I should give two disclaimers: 1) I'm a violinist, and 2) unless there are specific instructions or traditions, no song has to be played in an alternate tuning. (E.g., thinking about violin literature, some pieces call for specific alternate tunings, like Biber's "Mystery sonatas." Some fiddle tunes have strong associations with a tuning, like the use of "Dead man's tuning" in "Bonaparte's Retreat" or "Midnight on the Water.")
Some songs would also be poorly-suited to an alternate tuning, like if they are highly chromatic or change keys.
For me, I feel drawn to alternate tunings for a number of reasons.
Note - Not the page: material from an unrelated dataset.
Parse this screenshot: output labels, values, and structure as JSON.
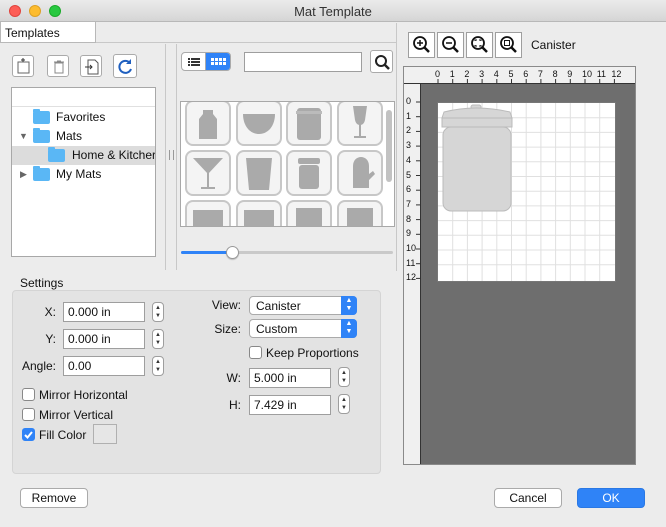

One is if the song is very centered not just in a particular key but around a particular chord; for instance, this song's A section spends most of its time on the "I" chord, so I enjoy retuning to G D G D and using open strings as drones. In particular, many tunings are "open," that is, emphasizing the root and fifth of a chord and not the third (e.g., in that G major tuning, there are only Gs and Ds, no B strings). This would suit a song that's marked by what Judith Kuhn calls "fourthy-fifthiness" (https://www.google.com/books/edition/Shostakovich_in_Dialogue/FiUxDwAAQBAJ?hl=en&gbpv=1&dq=fourthy-fifthiness+shostakovich&pg=PT122&printsec=frontcover), a song that itself de-emphasizes the third of the chord.
I also turn to alternate tunings for reasons of timbre. Slackening or tightening a string changes its tone, and in particular you can get a lot of resonance by having matched sets of strings tuned to the same relative pitch (e.g. multiple Cs and multiple Gs). These can then vibrate "sympathetically," meaning that if you play a C on one string, any other strings tuned to a C will vibrate if they're not being touched. (You might want to adjust your left-hand technique to make sure you're not unintentionally damping unused strings.) This can provide some of the resonance that marks instruments with sympathetic strings like the sitar or nyckelharpa.
Finally, you might use a tuning to allow actual musical gestures. As a violinist, I'm almost always using alternate-tuned open strings as drones. You might choose to tune a bass string to a note that will be used as a "pedal point" (i.e. if that particular note "keeps going" through several chords).